Feline infectious peritonitis (FIP) continues to be a significant disease in domestic cats. The pathogenesis of FIP is complex,
involving feline coronavirus (FCoV) and an inappropriate humoral response to the virus. Only a minority of FCoV-infected cats
develop the lethal disease, and genetic factors are known to play a role in disease development.
Virus factors are important to disease development, as virus strains vary in virulence. It has been theorized that a viral
mutation is responsible for the change in biotype of the virus leading to disease production. Speculation on the genomic locale
of this mutation has involved the gene encoding the spike protein, as well as genes encoding several nonstructural proteins

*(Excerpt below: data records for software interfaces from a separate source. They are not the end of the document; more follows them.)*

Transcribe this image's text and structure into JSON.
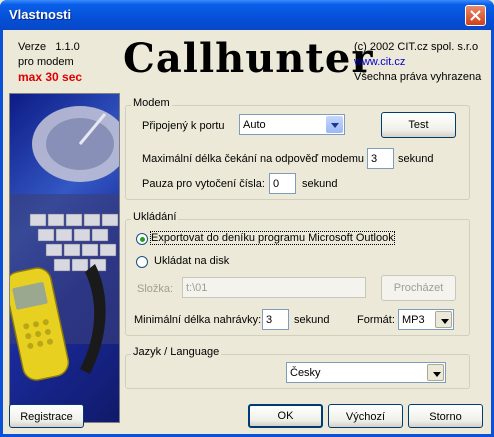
{
  "window": {
    "title": "Vlastnosti"
  },
  "header": {
    "version_label": "Verze",
    "version": "1.1.0",
    "subtitle": "pro modem",
    "limit": "max 30 sec",
    "brand": "Callhunter",
    "copyright": "(c) 2002 CIT.cz spol. s.r.o",
    "url": "www.cit.cz",
    "rights": "Všechna práva vyhrazena"
  },
  "modem": {
    "legend": "Modem",
    "port_label": "Připojený k portu",
    "port_value": "Auto",
    "test_button": "Test",
    "wait_label": "Maximální délka čekání na odpověď modemu",
    "wait_value": "3",
    "wait_unit": "sekund",
    "pause_label": "Pauza pro vytočení čísla:",
    "pause_value": "0",
    "pause_unit": "sekund"
  },
  "storage": {
    "legend": "Ukládání",
    "option_outlook": "Exportovat do deníku programu Microsoft Outlook",
    "option_disk": "Ukládat na disk",
    "selected": "outlook",
    "folder_label": "Složka:",
    "folder_value": "t:\\01",
    "browse_button": "Procházet",
    "min_length_label": "Minimální délka nahrávky:",
    "min_length_value": "3",
    "min_length_unit": "sekund",
    "format_label": "Formát:",
    "format_value": "MP3"
  },
  "language": {
    "legend": "Jazyk / Language",
    "value": "Česky"
  },
  "footer": {
    "register_button": "Registrace",
    "ok_button": "OK",
    "default_button": "Výchozí",
    "cancel_button": "Storno"
  },
  "colors": {
    "titlebar": "#0550d8",
    "limit_text": "#e00000",
    "link": "#0000cc"
  }
}
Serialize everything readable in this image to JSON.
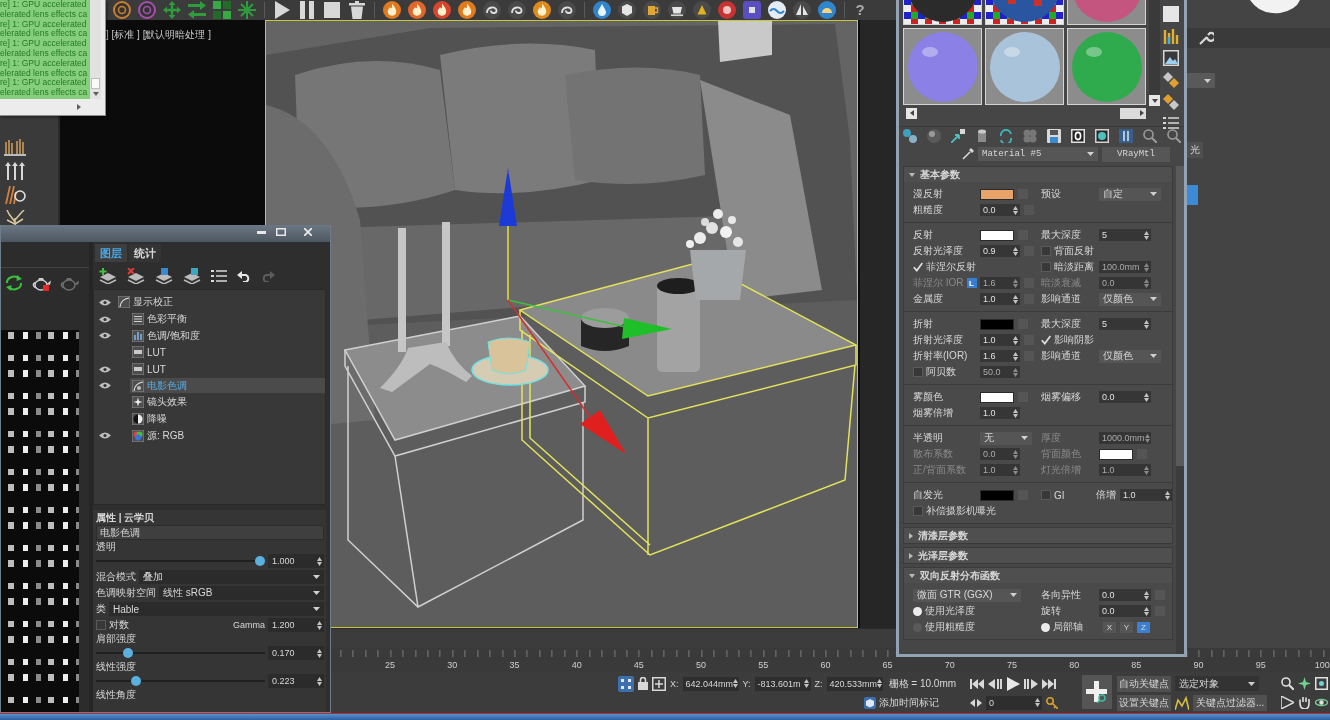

including 3c, 7a, and 7b. However, no consistent genetic difference between virulent and avirulent biotypes has been found. In fact, a recent study found 100%
homology between the enteric and non-enteric viral genome from a cat with FIP. There do appear to be quantitative differences
in viral RNA levels in the blood of cats with and without FIP. Rising amounts of viral RNA in the blood seen in end-stage
disease may indicate that loss of immune control leads to enhanced viral replication and disease progression. This increased
viral replicative capacity may be a key element of FIP pathogenesis.
The lesions associated with FIP are due primarily to immune-mediated destruction. Type II and III hypersensitivity reactions
are involved, with immune complex formation, activation of complement, and cytotoxicity of infected macrophages releasing
inflammatory mediators. Neutrophils also are attracted to the lesions and release inflammatory mediators as well as cytotoxic
factors. Resultant lesions are associated with the vasculature, especially at serosal surfaces, with increased vascular permeability
and pyogranulomatous changes.
In addition to immune-mediated tissue destruction, lymphocyte depletion, particularly of T lymphocytes, is observed in affected
cats. Despite lack of viral infection of these cells, this lymphocyte depletion is characteristic of the disease, and has
been found to correlate with enhanced viral replication. Activated, but not resting lymphocytes appear to be killed by soluble
mediators; thus, FIPV-specific lymphocytes activated by infection are effectively singled out for destruction. Apoptotic factors
released from phagocytes may be responsible for this depletion. Cell-mediated immunity with cytotoxic T lymphocytes is critical
for protection against FIP; accordingly, this T lymphocyte depletion associated with FIP leads to reduced viral clearance.
Susceptibility to disease following FCoV infection appears to be inherited, with breed and familial predisposition. The host
genetic factors that lead to increased susceptibility are not clear, but seem to involve the immune response to FCoV infection, in particular, a shift from T helper lymphocyte type I (Th1) to Th type 2 (Th2) response to the infection. The former are
important in coordinating cell-mediated immunity, which is protective against FIP, while the latter are important in humoral
response. This shift results in an exaggerated humoral response which is not protective, and in fact actually enhances the
disease progression as it enhances monocyte/macrophage virus infection and mediates the immunopathology. Since lymphocytes
are not target cells of FCoV, it is theorized that secreted factors, including cytokines are critical to the lymphocyte effects,
such as the Th2 response and T lymphocyte depletion. In fact, the T lymphocyte response appears to be the decisive factor
in disease progression.
Cytokines are important mediators of the immune response. Monocytes and macrophages are major cytokine producers, and are
also the target of FIPV infection. T helper lymphocytes are the other major cytokine producer, and determine in large part
whether the cell-mediated (via Th1) or humoral (via Th2) arm of the immune response dominates. The cytokine secretion patterns
from these cells thus determine the magnitude and direction of the immune response. Cytokines associated with cell-mediated
immunity, such as IL-10 and -12, and IFN -γ have been found to decrease in cats that develop FIP. Elevations in cytokines
IL-1β and IL-6 have also been found in affected cats which may contribute to the humoral response. An increase in TNF-α has
been observed in some studies, and may contribute to the T lymphocyte apoptosis. A recent study has shown that FCoV-infected
macrophages produce factors that promote B cell differentiation into plasma cells. This may contribute the exaggerated humoral